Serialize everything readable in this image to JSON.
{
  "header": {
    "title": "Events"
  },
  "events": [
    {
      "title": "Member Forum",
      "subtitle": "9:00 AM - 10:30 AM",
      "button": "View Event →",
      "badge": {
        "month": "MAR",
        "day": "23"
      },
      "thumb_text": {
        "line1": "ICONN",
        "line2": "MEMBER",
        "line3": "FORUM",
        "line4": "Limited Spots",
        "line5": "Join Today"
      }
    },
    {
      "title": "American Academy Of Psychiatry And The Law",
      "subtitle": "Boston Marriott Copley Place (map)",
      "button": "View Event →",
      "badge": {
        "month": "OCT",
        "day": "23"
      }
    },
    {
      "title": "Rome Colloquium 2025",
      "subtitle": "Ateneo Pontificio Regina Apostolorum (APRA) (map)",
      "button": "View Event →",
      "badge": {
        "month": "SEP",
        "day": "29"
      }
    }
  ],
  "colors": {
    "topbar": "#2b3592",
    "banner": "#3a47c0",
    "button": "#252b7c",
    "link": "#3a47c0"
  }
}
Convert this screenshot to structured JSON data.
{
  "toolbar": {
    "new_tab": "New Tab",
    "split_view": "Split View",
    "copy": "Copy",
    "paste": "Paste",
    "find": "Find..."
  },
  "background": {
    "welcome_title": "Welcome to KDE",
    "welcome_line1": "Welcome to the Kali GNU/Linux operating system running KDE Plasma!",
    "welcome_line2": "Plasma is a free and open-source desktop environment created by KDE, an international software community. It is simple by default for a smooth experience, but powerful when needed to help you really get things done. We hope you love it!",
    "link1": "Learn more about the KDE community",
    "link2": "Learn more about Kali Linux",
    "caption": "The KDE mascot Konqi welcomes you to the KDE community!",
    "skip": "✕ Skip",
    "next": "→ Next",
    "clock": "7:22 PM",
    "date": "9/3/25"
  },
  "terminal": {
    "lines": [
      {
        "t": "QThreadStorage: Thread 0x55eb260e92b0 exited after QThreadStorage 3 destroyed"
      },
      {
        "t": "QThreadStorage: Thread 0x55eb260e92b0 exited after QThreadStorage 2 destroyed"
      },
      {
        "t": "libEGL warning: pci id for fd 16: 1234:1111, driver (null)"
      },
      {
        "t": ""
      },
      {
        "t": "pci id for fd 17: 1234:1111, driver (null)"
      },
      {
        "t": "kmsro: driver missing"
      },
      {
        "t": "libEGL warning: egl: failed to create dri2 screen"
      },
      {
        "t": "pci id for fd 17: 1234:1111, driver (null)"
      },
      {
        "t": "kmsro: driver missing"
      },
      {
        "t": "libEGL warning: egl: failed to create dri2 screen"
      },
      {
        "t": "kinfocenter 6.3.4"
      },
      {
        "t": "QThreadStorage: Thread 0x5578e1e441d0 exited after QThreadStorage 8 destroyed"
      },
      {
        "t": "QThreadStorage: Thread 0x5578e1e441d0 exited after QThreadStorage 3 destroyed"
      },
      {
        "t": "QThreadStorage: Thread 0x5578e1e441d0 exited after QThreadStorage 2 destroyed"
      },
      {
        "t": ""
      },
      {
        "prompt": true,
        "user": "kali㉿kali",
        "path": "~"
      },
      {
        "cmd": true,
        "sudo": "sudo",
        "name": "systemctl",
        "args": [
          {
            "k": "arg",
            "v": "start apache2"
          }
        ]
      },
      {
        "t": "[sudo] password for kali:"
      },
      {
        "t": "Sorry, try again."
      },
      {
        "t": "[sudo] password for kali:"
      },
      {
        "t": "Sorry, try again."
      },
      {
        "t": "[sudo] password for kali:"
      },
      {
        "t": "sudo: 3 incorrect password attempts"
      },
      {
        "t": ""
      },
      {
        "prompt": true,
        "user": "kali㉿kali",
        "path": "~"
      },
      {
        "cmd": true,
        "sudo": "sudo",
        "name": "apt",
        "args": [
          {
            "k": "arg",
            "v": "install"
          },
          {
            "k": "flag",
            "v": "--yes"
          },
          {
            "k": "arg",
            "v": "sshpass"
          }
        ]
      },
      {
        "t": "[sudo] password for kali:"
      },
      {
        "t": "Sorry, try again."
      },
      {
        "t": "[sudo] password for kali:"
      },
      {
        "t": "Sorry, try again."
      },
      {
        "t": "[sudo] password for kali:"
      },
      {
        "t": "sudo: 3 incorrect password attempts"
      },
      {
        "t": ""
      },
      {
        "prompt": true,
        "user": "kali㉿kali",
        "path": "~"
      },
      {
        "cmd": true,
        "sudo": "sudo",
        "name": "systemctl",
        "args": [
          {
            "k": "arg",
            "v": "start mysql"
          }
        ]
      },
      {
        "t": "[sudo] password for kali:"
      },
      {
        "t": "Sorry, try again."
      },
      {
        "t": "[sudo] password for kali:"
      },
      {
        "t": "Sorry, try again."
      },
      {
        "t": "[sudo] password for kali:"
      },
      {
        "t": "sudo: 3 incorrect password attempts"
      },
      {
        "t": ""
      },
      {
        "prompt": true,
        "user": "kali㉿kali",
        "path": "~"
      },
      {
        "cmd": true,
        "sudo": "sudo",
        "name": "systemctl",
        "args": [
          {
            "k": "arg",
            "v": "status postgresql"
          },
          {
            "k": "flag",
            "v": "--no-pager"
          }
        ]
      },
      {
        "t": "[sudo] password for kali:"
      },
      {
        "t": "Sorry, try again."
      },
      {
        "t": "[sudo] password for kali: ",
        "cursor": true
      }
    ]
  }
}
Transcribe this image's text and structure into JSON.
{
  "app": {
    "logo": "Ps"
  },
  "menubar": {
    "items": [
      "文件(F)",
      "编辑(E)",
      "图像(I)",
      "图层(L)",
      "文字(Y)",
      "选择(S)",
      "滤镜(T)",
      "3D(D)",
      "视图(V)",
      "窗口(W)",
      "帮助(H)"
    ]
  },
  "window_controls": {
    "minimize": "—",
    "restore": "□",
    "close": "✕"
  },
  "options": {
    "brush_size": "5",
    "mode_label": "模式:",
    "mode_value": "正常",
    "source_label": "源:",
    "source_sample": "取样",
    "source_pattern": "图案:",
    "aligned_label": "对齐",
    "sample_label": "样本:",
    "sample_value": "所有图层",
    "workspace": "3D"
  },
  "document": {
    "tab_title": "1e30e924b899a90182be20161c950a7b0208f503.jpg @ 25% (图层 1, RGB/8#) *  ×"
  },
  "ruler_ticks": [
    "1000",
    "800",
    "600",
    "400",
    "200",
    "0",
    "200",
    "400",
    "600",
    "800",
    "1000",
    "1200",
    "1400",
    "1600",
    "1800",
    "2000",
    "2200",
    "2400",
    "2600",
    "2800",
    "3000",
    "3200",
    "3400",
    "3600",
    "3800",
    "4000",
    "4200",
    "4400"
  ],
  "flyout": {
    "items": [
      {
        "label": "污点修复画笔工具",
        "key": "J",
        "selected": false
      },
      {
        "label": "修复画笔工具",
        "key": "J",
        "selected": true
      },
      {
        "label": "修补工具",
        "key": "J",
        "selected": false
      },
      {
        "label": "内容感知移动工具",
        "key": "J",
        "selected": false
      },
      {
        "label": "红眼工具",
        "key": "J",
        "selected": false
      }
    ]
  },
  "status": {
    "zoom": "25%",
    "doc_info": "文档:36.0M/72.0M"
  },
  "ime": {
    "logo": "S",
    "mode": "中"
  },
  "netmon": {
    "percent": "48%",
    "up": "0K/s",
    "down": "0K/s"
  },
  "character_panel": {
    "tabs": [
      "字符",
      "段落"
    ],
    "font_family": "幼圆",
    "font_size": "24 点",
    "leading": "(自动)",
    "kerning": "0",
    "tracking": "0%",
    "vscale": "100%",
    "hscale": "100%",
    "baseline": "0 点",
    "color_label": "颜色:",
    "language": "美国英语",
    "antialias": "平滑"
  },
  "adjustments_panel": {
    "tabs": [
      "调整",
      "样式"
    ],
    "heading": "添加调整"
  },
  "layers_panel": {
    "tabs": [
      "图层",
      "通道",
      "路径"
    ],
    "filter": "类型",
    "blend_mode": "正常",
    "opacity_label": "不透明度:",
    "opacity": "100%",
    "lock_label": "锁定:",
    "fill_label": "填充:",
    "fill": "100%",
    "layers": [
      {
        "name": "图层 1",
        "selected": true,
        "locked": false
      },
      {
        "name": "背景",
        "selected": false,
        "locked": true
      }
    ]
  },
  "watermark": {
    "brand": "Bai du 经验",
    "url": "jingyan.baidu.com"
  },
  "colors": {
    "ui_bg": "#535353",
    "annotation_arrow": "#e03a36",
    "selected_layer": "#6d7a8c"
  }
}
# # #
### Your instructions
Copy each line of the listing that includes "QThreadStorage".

### Result of the exercise
        "t": "QThreadStorage: Thread 0x55eb260e92b0 exited after QThreadStorage 3 destroyed"
        "t": "QThreadStorage: Thread 0x55eb260e92b0 exited after QThreadStorage 2 destroyed"
        "t": "QThreadStorage: Thread 0x5578e1e441d0 exited after QThreadStorage 8 destroyed"
        "t": "QThreadStorage: Thread 0x5578e1e441d0 exited after QThreadStorage 3 destroyed"
        "t": "QThreadStorage: Thread 0x5578e1e441d0 exited after QThreadStorage 2 destroyed"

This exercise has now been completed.